I happily managed to spend a whole six weeks in my native land to begin the year, so to follow on from last month’s Things, here are three…

…birds and beasts you will spot on your travels in the UK.

Thing 1 ~ Fowl beasts

“Ohhh, cute ducks. Let’s feed them some bread.”

Two minutes later…

“Oh look, swans! Throw the bread that way!”

One minute later…

“The geese are coming, too. Wow, what a lot of ducks.”

Thirty seconds later…

“It’s got a glint in its eye… it definitely wants more bread. Give it the bread, give it more bread, GIVE IT THE WHOLE LOAF, NOW, aaaaaAAAAAARRRRGGGGHHHH!”

Birds, geese, ducks, swans. Yeah, OK, you can see these in many countries and they’re nothing special. However, I noticed on this trip home to the UK how integral they seem to be to pretty much all English tourist destinations. Walk in a park – ducks and geese. Visit a castle – swans and geese. Visit a stately home – swans, geese, ducks, moorhens. Run by a canal – geese. Angry Canada geese. And on a visit to London you can see very tame herons and Egyptian geese in Regent’s park, or peacocks in Holland park among an array of other birds and ducks.

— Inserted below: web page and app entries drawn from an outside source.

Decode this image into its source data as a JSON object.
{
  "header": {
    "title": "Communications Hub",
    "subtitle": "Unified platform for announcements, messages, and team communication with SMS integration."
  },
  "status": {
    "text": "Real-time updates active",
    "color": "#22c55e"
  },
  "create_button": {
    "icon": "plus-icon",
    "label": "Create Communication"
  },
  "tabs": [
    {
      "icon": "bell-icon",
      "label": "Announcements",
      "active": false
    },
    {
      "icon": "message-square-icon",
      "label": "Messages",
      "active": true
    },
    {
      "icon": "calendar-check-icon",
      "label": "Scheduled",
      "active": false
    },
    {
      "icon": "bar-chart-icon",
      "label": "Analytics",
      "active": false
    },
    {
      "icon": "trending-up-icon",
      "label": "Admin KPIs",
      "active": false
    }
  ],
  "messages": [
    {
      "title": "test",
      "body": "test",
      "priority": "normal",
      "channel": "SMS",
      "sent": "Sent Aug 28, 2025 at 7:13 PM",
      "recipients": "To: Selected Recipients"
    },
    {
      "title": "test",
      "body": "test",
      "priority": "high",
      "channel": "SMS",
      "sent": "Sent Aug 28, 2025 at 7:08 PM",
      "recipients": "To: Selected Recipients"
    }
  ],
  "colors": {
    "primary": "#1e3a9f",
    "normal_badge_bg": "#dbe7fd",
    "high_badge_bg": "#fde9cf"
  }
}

I had a ball watching people feed the ducks. In particular watching the Canada geese, which migrate here for the winter and cause havoc with the smaller species. See the angry goose chasing the mallard below for an example. It later got hold of another duck by the wing feathers and dragged it around a tree. They were being fed by a young woman who became increasingly nervous as the gaggle grew in size and a very slow, stately, but nonetheless menacing swan made its way towards her. She scattered her last handful of bread and we all backed slowly away.

Thing 2 ~ the Wee Beasties

Chester squirrel

Chester squirrel

Another common inhabitant of parks, grounds, and back yards, is the grey squirrel. Not native to the UK, these have chased the native red squirrel population to only a couple of protected sanctuaries in the north of England and in Scotland. Despite their interloper status, I can’t help but love these cute little critters!

The warmer winter this year seems to have led to many more of them out of hibernation and stashing their nuts throughout December and January. We saw some which kept their distance in Chester, and some very tame squirrels in Colchester around the castle park and grounds which came right up to us in the hope of some food.

Thing 3 ~ the Big Beasts

No National Trust or English Heritage site seems to be complete without some kind of animal on the grounds. Visiting Dean castle in Kilmarnock we saw pigs and fallow deer. Dunham Massey in Cheshire also had a herd of deer, as well as the obligatory ducks, geese and swans in the mill pond. We also enjoyed a lovely winter walk in the Peak District just outside of Sheffield surrounded by shaggy sheep in their longest winter wool.

The finest Big Beasts of the trip, though, have to be the incredible collection of dinosaurs at the Natural History museum in London, long one of my favourite museums in the world. It’s been a long time since I last visited it, and the huge crowds on a Saturday morning meant picture taking was difficult, but I had to snap the enormous diplodocus which greets visitors in the main entrance hall.

What are your favourite beasts? What’s your favourite place to visit to see them?

London dino

London dino

Advertisements

2 Comments (+add yours?)

  1. Angie
    Feb 16, 2016 @ 00:43:56

    We still have plenty of red squirrels up where I live, but other areas of the province (mostly cities) have gray squirrels. They’ve really taken over. The beasts over there seem far less predatory than the beasts in my neck of the woods. I love winter because the bears are hibernating and wolves don’t attack people all that often. We do have Cougars and those really scare me. Oh and moose can be scary too. Heck, everything is kind of scary up here.

    Liked by 1 person

    Reply

Leave a Reply

Fill in your details below or click an icon to log in:

WordPress.com Logo

You are commenting using your WordPress.com account. Log Out / Change )

Twitter picture

You are commenting using your Twitter account. Log Out / Change )

Facebook photo

You are commenting using your Facebook account. Log Out / Change )

Google+ photo

You are commenting using your Google+ account. Log Out / Change )

Connecting to %s

Feathered friends

Enter your email address to follow this blog and receive notifications of new posts by email.

Join 151 other followers

%d bloggers like this: